Islamic/Malay credentials, but all they do is remind people that Harapan
political operatives are duplicitous and weak compared to the political
operatives in PAS, who have always made their positions clear.
discussion about “constructive” dialogue, when it comes to Islamisation
and moderation, cannot happen in the current political climate, and it
is not because of PAS. Forget about PAS’ history of socialism or
whatever left-leaning ideas that were the foundation of the original
struggle. What we have today is an Islamic party committed to the
religious dogma it has imported from external forces that seek to define
the Islamic narrative in Southeast Asia in this post-Pax Americana
unbiased reading of the conflict between DAP and PAS is that it is not
an overt religious conflict, but rather that PAS believes that the DAP
is carrying out a sub rosa agenda of Christianisation and a racial
agenda under the cover of the kind of multi-cultural agenda they are
Whether this is true is beside the point. If the DAP had
remained committed secularists and did not demonise the MCA as betrayers
of the Chinese community, thereby defining the conflict as racial with
the BN hegemon, this would have redefined the religious and racial
narrative with PAS.
PAS understands all to well that it would be
more difficult for them if they were dealing with committed secularists
and a race-neutral political party.

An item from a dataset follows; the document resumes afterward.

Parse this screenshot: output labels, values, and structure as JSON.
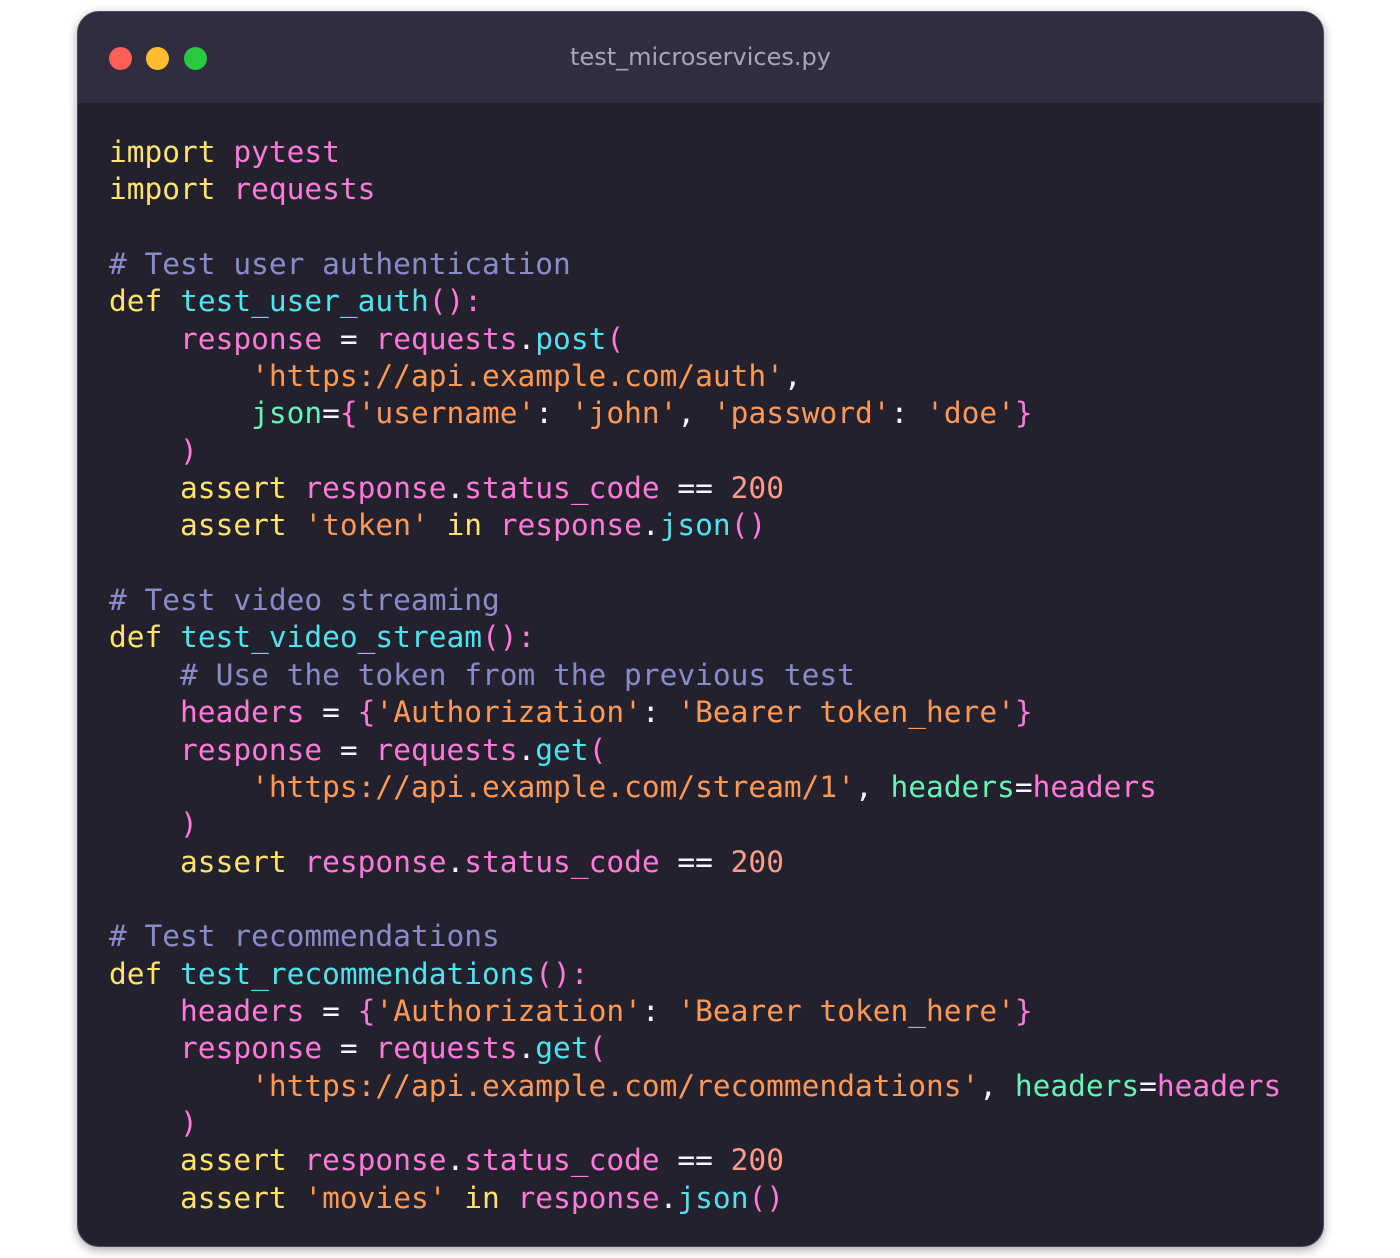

They know it would be harder to
convince a sizable section of the Malay community of a nefarious
Christian agenda if there was no circumstantial evidence of such
political operatives talking about their religion.
If we had an
authentic non-Malay political party which did not think that securing
the Malay vote meant pandering to the same preoccupations that the Malay
power brokers do, it would be harder for PAS to make the argument that
the Malay community is victim to a plot to destabilise race and religion
in this country.
A post-May 9 PAS is not interested in moderation
as defined by the non-Malays. Why should we, one PAS strategist asked
me: “Look at the Harapan manifesto. They buat (make) so many promises. When we object they called us racist. Now dia bikin the same thing as us. Dia (Harapan) tipu (deceive) and they say we cannot be trusted. How-lah, Thaya?”
my opinion, working with PAS is not the answer. What Harapan needs to
do is to redefine the Malay discourse in this country, which does not
necessarily mean official proclamations of needs-based policies.
Limiting the Islamic bureaucracy, democratising the spaces in which
Malays hold their discourse, and facing head-on Islamic transgressions –
as Prime Minister Dr Mahathir Mohamad (photo, above) claimed he used to do – is what will keep Islamic extremism at bay.
policies for the Malay community through independent institutions,
reforming the education system (minus religion), constantly monitoring
corruption in agencies tasked with helping Malays mitigates the
corrosive politics of race and religion that PAS and Umno are dishing
All these reforms do not necessarily cater to the non-Malays,
which should be an idea of how Harapan can out-manoeuvre PAS and Umno,
while still playing the race and religion card.